Addition of clonidine to ropivacaine not only decreases the total volume of LA to be used but also augments early onset and prolonged offset of sensory analgesia as well as provides smooth operating conditions with a good sedation level as well by providing a wider safety margin of LA.
Cataract; clonidine; peribulbar block; ropivacaine
The bispectral (BIS) index has been used to interpret partial EEG recordings to predict the level of sedation and loss of consciousness in patients undergoing general anesthesia. The author has evaluated BIS technology in determining the level of sedation in patients undergoing outpatient deep sedation. These experiences are outlined in this review article. Initially, the correlation of the BIS index with traditional subjective patient evaluation using the Observer's Assessment of Alertness and Sedation (OAA/S) scale was performed in 25 subjects. In a second study, the recovery profile of 39 patients where the BIS was used to monitor sedation was compared with a control group where the monitor was not used. A strong positive relationship between the BIS and OAA/S readings was found in the initial subjects. From the recovery study, it appears that use of the BIS monitor may help titrate the level of sedation so that less drugs are used to maintain the desired level of sedation. A trend to earlier return of motor function in BIS-monitored patients was also demonstrated. BIS technology offers an objective, ordinal means of assessing the depth of sedation. This can be invaluable in comparing studies of techniques. The BIS index provides additional information to standard monitoring techniques that helps guide the administration of sedative-hypnotic agents. The trend to earlier return of motor function in BIS-monitored patients warrants further investigation.

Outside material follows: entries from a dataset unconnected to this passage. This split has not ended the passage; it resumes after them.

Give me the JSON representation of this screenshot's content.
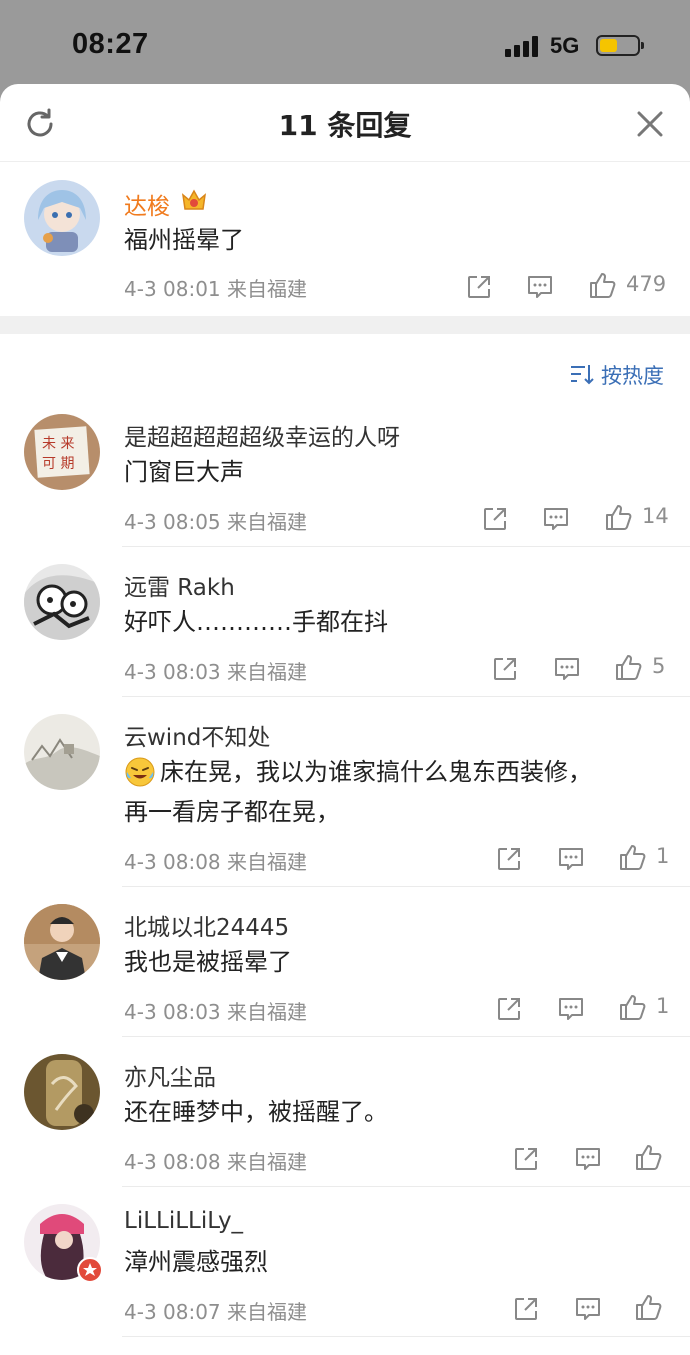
{
  "status": {
    "time": "08:27",
    "network": "5G"
  },
  "header": {
    "title": "11 条回复"
  },
  "root": {
    "name": "达梭",
    "text": "福州摇晕了",
    "time": "4-3 08:01",
    "location": "来自福建",
    "likes": "479"
  },
  "sort": {
    "label": "按热度"
  },
  "replies": [
    {
      "name": "是超超超超超级幸运的人呀",
      "text": "门窗巨大声",
      "time": "4-3 08:05",
      "location": "来自福建",
      "likes": "14"
    },
    {
      "name": "远雷 Rakh",
      "text": "好吓人…………手都在抖",
      "time": "4-3 08:03",
      "location": "来自福建",
      "likes": "5"
    },
    {
      "name": "云wind不知处",
      "text": "床在晃，我以为谁家搞什么鬼东西装修，",
      "text2": "再一看房子都在晃，",
      "time": "4-3 08:08",
      "location": "来自福建",
      "likes": "1"
    },
    {
      "name": "北城以北24445",
      "text": "我也是被摇晕了",
      "time": "4-3 08:03",
      "location": "来自福建",
      "likes": "1"
    },
    {
      "name": "亦凡尘品",
      "text": "还在睡梦中，被摇醒了。",
      "time": "4-3 08:08",
      "location": "来自福建",
      "likes": ""
    },
    {
      "name": "LiLLiLLiLy_",
      "text": "漳州震感强烈",
      "time": "4-3 08:07",
      "location": "来自福建",
      "likes": ""
    }
  ],
  "colors": {
    "op_name": "#f07b1e",
    "link": "#3b6fb6",
    "meta": "#8e8e8e"
  }
}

This single-blind controlled clinical study characterized the effects of 30-70% nitrous oxide (N2O) and 0.2-0.8% sevoflurane conscious sedation on quantitative electroencephalographic (EEG) readings of 22 healthy dental students as measured by the bispectral index (BIS). The study verified the 2 previously published BIS/N2O investigations showing no correlation between N2O dosage up to 70% and BIS. Observer's Assessment of Alertness and Sedation scores (OAA/S), however, correlated well with increasing doses of N2O from approximately 35 to 70%. A near linear dose-response relationship was established between OAA/S and end tidal (ET) sevoflurane concentrations of 0.4-0.7%. Only at the highest level of end tidal sevoflurane recorded, 0.7%, was statistically significant BIS depression seen. Subjects evaluated the acceptability of the sedative effect of the 2 gases, showing a slight preference for N2O. Comparable partial anterograde amnesia and sedation (OAA/S) were produced by both agents in administered concentrations of 40-70% N2O and 0.6-0.8% sevoflurane. Female subjects exhibited better memory and significantly less amnesia than males. No statistically significant changes occurred in any of the monitored vital signs. EMG readings demonstrated a statistically significant difference from control values only at the highest, 0.7%, ET concentration of sevoflurane. BIS does not appear useful for evaluating the level of nitrous oxide sedation in the dental setting but may have some value in assessing depth of sedation at deeper levels of sevoflurane sedation.